▸ WHAT YOU WILL DO
Return the listing verbatim, images left out.
* * * * * * * * *
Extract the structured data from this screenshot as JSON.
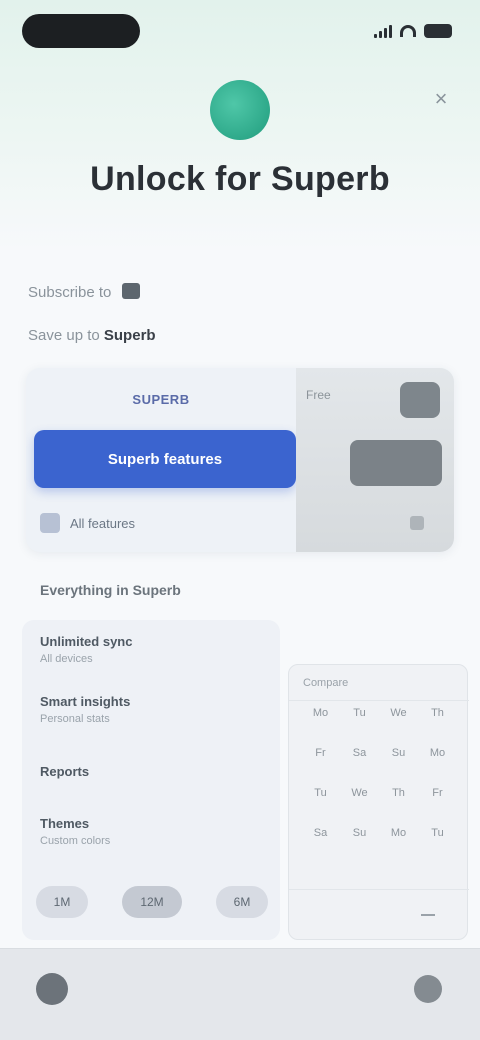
{
  "header": {
    "title": "Unlock for Superb",
    "close_symbol": "×"
  },
  "info": {
    "line1_prefix": "Subscribe to",
    "line2_prefix": "Save up to",
    "line2_value": "Superb"
  },
  "compare": {
    "left_heading": "SUPERB",
    "right_heading": "Free",
    "active_plan": "Superb features",
    "row2_label": "All features"
  },
  "features": {
    "heading": "Everything in Superb",
    "items": [
      {
        "title": "Unlimited sync",
        "subtitle": "All devices"
      },
      {
        "title": "Smart insights",
        "subtitle": "Personal stats"
      },
      {
        "title": "Reports",
        "subtitle": ""
      },
      {
        "title": "Themes",
        "subtitle": "Custom colors"
      }
    ],
    "plans": [
      "1M",
      "12M",
      "6M"
    ]
  },
  "grid": {
    "heading": "Compare",
    "cells": [
      "Mo",
      "Tu",
      "We",
      "Th",
      "Fr",
      "Sa",
      "Su",
      "Mo",
      "Tu",
      "We",
      "Th",
      "Fr",
      "Sa",
      "Su",
      "Mo",
      "Tu"
    ]
  },
  "colors": {
    "accent": "#3b64cf",
    "logo": "#2ea98a"
  }
}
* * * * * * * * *
▸ REPLY TO THE TASK
Extract the structured data from this screenshot as JSON.
{
  "header": {
    "title": "Unlock for Superb",
    "close_symbol": "×"
  },
  "info": {
    "line1_prefix": "Subscribe to",
    "line2_prefix": "Save up to",
    "line2_value": "Superb"
  },
  "compare": {
    "left_heading": "SUPERB",
    "right_heading": "Free",
    "active_plan": "Superb features",
    "row2_label": "All features"
  },
  "features": {
    "heading": "Everything in Superb",
    "items": [
      {
        "title": "Unlimited sync",
        "subtitle": "All devices"
      },
      {
        "title": "Smart insights",
        "subtitle": "Personal stats"
      },
      {
        "title": "Reports",
        "subtitle": ""
      },
      {
        "title": "Themes",
        "subtitle": "Custom colors"
      }
    ],
    "plans": [
      "1M",
      "12M",
      "6M"
    ]
  },
  "grid": {
    "heading": "Compare",
    "cells": [
      "Mo",
      "Tu",
      "We",
      "Th",
      "Fr",
      "Sa",
      "Su",
      "Mo",
      "Tu",
      "We",
      "Th",
      "Fr",
      "Sa",
      "Su",
      "Mo",
      "Tu"
    ]
  },
  "colors": {
    "accent": "#3b64cf",
    "logo": "#2ea98a"
  }
}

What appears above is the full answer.